Some would say that school leaders wouldn't do anything so drastic. But recent reports tell us that school business managers across the UK are currently being advised to cut lunch portions and reallocate money that had been raised for charities to fund the school's coffers. The thought of a £20K pay-day just by replacing an experienced teacher with an NQT or even unqualified staff (as has been reported) might prove far too tempting for some school leaders. Add into that the fact that many older teachers have taken retirement in recent years, rather than having to deal with the utter fiasco of the GCSE and A-level reforms, and you have a perfect storm.
Funding isn't enough
So, what can we do? Ask for more funding from the Department for Education? Would that solve the recruitment and retention crisis on its own? I suggest (tentatively) that it wouldn't. The problem is not just central government. It also lies within schools themselves.

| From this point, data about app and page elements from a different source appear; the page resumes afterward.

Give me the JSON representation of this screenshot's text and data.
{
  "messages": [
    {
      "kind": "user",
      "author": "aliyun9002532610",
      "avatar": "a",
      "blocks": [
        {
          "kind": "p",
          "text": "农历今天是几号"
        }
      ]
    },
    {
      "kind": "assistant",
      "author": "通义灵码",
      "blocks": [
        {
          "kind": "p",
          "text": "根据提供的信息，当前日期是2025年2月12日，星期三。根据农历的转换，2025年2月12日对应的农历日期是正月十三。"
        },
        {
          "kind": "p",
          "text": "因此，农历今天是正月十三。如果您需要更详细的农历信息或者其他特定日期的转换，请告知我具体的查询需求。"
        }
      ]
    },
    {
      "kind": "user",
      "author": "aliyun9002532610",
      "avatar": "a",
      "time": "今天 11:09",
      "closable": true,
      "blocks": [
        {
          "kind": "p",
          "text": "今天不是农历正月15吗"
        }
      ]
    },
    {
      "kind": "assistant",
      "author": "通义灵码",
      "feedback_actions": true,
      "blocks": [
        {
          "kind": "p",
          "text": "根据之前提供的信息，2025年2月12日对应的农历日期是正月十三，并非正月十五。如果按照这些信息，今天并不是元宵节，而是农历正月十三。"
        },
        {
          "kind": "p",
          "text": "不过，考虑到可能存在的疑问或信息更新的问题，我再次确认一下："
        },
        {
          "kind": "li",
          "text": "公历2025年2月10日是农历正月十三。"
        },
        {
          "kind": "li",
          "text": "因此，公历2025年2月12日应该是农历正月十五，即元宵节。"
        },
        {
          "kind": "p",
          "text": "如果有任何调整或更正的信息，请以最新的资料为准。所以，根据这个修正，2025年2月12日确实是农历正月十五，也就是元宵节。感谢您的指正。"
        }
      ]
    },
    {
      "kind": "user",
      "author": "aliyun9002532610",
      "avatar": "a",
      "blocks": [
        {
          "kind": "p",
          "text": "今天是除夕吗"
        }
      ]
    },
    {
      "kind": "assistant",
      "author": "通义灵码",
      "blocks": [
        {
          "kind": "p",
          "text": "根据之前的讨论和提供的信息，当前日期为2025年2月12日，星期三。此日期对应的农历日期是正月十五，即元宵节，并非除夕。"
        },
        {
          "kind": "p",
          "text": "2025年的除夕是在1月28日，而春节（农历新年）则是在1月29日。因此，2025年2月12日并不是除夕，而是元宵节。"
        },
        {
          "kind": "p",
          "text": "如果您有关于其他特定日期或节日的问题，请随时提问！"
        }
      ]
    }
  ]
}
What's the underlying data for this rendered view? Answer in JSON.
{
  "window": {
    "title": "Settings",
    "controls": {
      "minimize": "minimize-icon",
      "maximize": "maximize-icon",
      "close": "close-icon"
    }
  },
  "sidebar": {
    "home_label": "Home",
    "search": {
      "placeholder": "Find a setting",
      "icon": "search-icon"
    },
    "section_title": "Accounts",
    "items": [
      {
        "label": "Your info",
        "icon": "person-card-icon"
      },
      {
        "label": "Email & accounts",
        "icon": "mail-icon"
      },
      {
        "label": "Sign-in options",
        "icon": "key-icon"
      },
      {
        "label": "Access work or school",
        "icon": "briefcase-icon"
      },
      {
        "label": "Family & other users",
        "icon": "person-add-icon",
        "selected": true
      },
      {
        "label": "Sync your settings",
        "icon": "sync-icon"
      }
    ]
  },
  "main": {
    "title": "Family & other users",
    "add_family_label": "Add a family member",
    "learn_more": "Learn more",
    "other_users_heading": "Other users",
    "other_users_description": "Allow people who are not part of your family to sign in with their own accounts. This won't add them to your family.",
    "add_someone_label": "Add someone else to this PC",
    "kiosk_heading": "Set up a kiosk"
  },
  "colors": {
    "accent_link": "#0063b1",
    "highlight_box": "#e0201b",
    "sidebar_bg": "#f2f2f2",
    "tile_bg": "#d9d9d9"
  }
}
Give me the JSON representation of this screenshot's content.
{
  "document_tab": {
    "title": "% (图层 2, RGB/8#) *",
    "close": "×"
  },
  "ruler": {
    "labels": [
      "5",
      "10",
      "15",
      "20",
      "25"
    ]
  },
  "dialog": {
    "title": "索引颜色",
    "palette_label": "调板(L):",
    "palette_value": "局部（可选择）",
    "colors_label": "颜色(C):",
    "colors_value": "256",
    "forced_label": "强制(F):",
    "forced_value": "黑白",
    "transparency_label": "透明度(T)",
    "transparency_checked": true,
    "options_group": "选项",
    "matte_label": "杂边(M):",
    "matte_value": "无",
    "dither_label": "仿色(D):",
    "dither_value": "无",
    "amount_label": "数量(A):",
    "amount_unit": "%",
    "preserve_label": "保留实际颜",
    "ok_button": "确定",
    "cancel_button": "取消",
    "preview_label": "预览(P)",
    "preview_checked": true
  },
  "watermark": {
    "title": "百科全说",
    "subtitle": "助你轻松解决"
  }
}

Classroom teachers in their 30s who don't seek a leadership role have 30 to 40 years left until they retire. Without the stereotypical road-map of promotion, promotion, promotion, it's difficult to see how they can plan long-term, for development throughout their careers. Of course, they can improve their skills of questioning, behaviour management, meta-cognition and the like, but these are developmental in an ad-hoc way. They don't tie into a planned, career-development narrative, in the same way that middle and senior leadership CPD does, and it leaves many teachers feeling like they are treading water.
Let's also add in that your typical 30-year-old teacher has friends in other industries who are working shorter hours and being compensated much more handsomely for a similar level of work. All of this pushes those who are the backbone of the profession – the trusted adviser who NQTs rely upon, the teacher that the head of department knows can be trusted to get on with "it" – to look beyond teaching, for a job that fully rewards them for the extensive knowledge and skills they've accrued over the years.
The capitalist cynic in me says that this could work to the benefit of schools, by keeping labour costs down. However, not only does that treat staff as disposable, it also assumes that there is a steady supply of NQTs to fill the positions left vacant by experienced staff. We know this isn't the case.
So, our 30-year-old teachers are forced into making a choice they never thought they would have to make: stay in a job that refuses to value them for their time, effort and expertise or start again doing something else from scratch. It might not pan out. They might even have to cut their salary in half. It's a terrifying thought for those in that position and teachers aren't famed for their impulsive or reckless decision-making. They’re calm, patient and reflective.
But they're leaving in droves.
Andy McHugh is a secondary teacher in County Durham